Look through the lines below and extract any with the word "maltrato".

::::::::

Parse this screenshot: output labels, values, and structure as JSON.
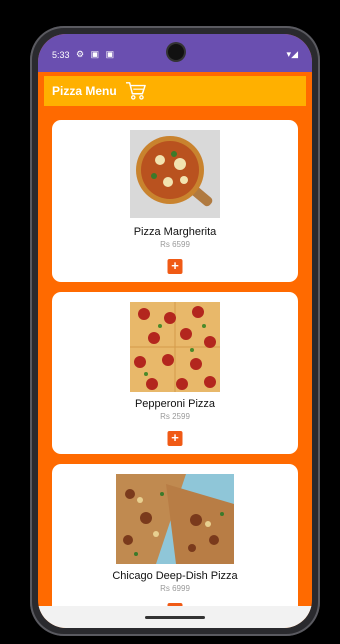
{
  "status": {
    "time": "5:33",
    "icons": "⚙ ▣ ▣",
    "right": "▾◢"
  },
  "appbar": {
    "title": "Pizza Menu"
  },
  "items": [
    {
      "name": "Pizza Margherita",
      "price": "Rs 6599",
      "add": "+"
    },
    {
      "name": "Pepperoni Pizza",
      "price": "Rs 2599",
      "add": "+"
    },
    {
      "name": "Chicago Deep-Dish Pizza",
      "price": "Rs 6999",
      "add": "+"
    }
  ],
  "colors": {
    "accent": "#ff6a00",
    "appbar": "#ffb000",
    "statusbar": "#6a4fb0",
    "button": "#f05a15"
  }
}
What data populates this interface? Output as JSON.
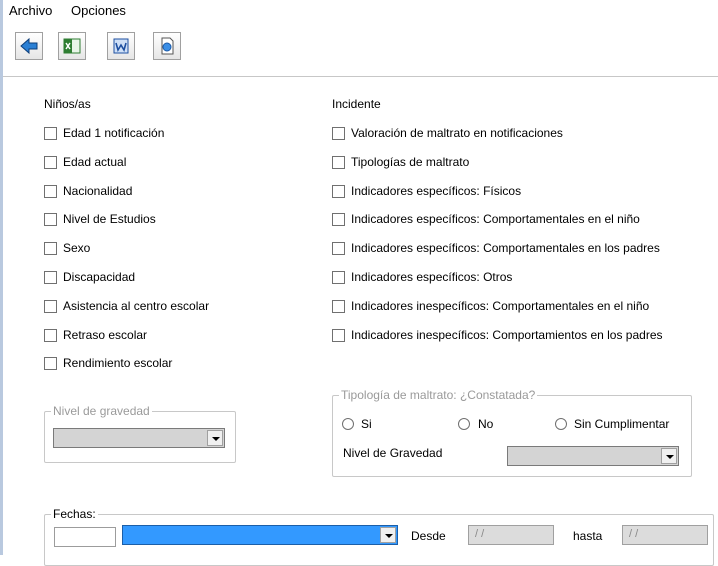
{
  "menu": {
    "file": "Archivo",
    "options": "Opciones"
  },
  "toolbar": [
    {
      "name": "back-icon"
    },
    {
      "name": "excel-icon"
    },
    {
      "name": "word-icon"
    },
    {
      "name": "preview-icon"
    }
  ],
  "ninos": {
    "title": "Niños/as",
    "items": [
      "Edad 1 notificación",
      "Edad actual",
      "Nacionalidad",
      "Nivel de Estudios",
      "Sexo",
      "Discapacidad",
      "Asistencia al centro escolar",
      "Retraso escolar",
      "Rendimiento escolar"
    ]
  },
  "incidente": {
    "title": "Incidente",
    "items": [
      "Valoración de maltrato en notificaciones",
      "Tipologías de maltrato",
      "Indicadores específicos: Físicos",
      "Indicadores específicos: Comportamentales en el niño",
      "Indicadores específicos: Comportamentales en los padres",
      "Indicadores específicos: Otros",
      "Indicadores inespecíficos: Comportamentales en el niño",
      "Indicadores inespecíficos: Comportamientos en los padres"
    ]
  },
  "nivel_gravedad_group": {
    "title": "Nivel de gravedad",
    "selected": ""
  },
  "tipologia_group": {
    "title": "Tipología de maltrato: ¿Constatada?",
    "options": [
      "Si",
      "No",
      "Sin Cumplimentar"
    ],
    "gravedad_label": "Nivel de Gravedad",
    "gravedad_selected": ""
  },
  "fechas": {
    "title": "Fechas:",
    "from_label": "Desde",
    "to_label": "hasta",
    "from_value": "/ /",
    "to_value": "/ /",
    "highlight_color": "#3399ff"
  }
}
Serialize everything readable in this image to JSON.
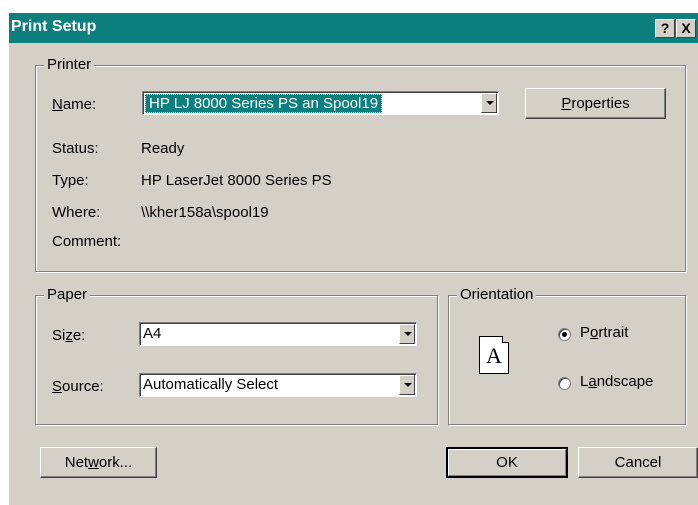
{
  "window": {
    "title": "Print Setup",
    "help_glyph": "?",
    "close_glyph": "X"
  },
  "printer": {
    "legend": "Printer",
    "name_label": "Name:",
    "name_value": "HP LJ 8000 Series PS an Spool19",
    "properties_label": "Properties",
    "status_label": "Status:",
    "status_value": "Ready",
    "type_label": "Type:",
    "type_value": "HP LaserJet 8000 Series PS",
    "where_label": "Where:",
    "where_value": "\\\\kher158a\\spool19",
    "comment_label": "Comment:",
    "comment_value": ""
  },
  "paper": {
    "legend": "Paper",
    "size_label": "Size:",
    "size_value": "A4",
    "source_label": "Source:",
    "source_value": "Automatically Select"
  },
  "orientation": {
    "legend": "Orientation",
    "icon_letter": "A",
    "portrait_label": "Portrait",
    "portrait_selected": true,
    "landscape_label": "Landscape",
    "landscape_selected": false
  },
  "buttons": {
    "network": "Network...",
    "ok": "OK",
    "cancel": "Cancel"
  },
  "colors": {
    "titlebar": "#0e7f7f",
    "face": "#d4d0c8"
  }
}
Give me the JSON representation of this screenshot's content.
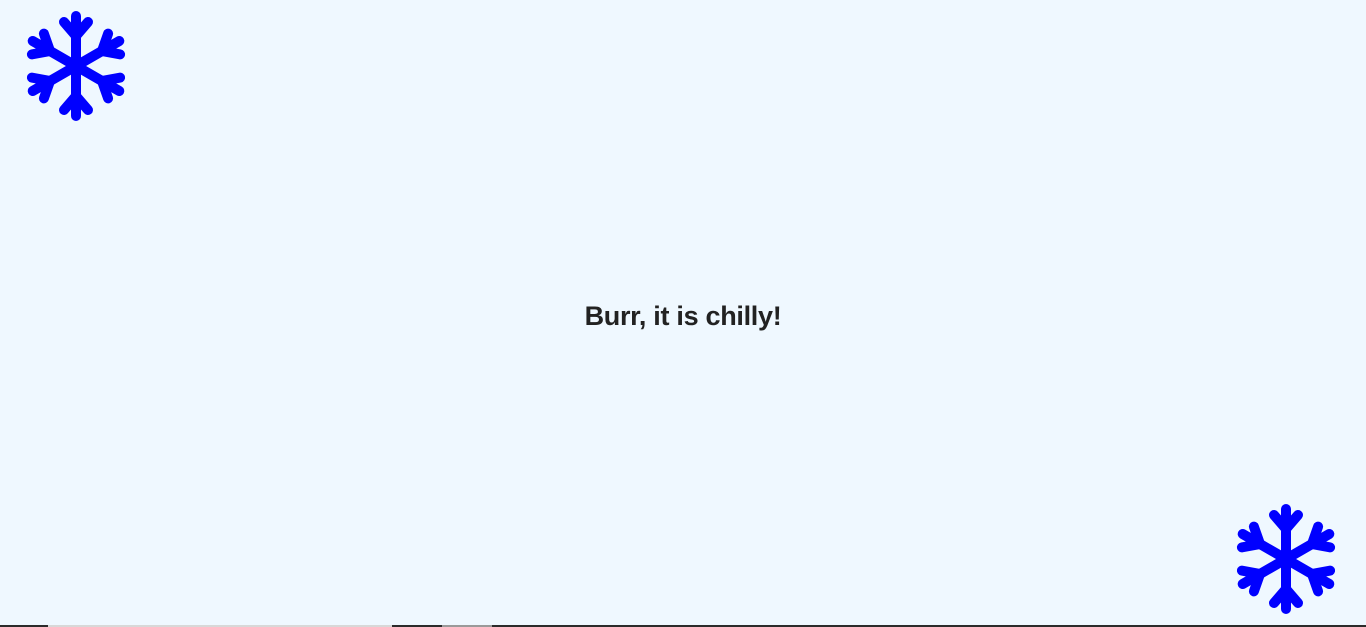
{
  "message": {
    "text": "Burr, it is chilly!"
  },
  "icons": {
    "top_left": "snowflake-icon",
    "bottom_right": "snowflake-icon"
  },
  "colors": {
    "background": "#eff8ff",
    "snowflake": "#0000ff",
    "text": "#222222"
  }
}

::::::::

Written reply →
      "Valoración de maltrato en notificaciones",
      "Tipologías de maltrato",
    "title": "Tipología de maltrato: ¿Constatada?",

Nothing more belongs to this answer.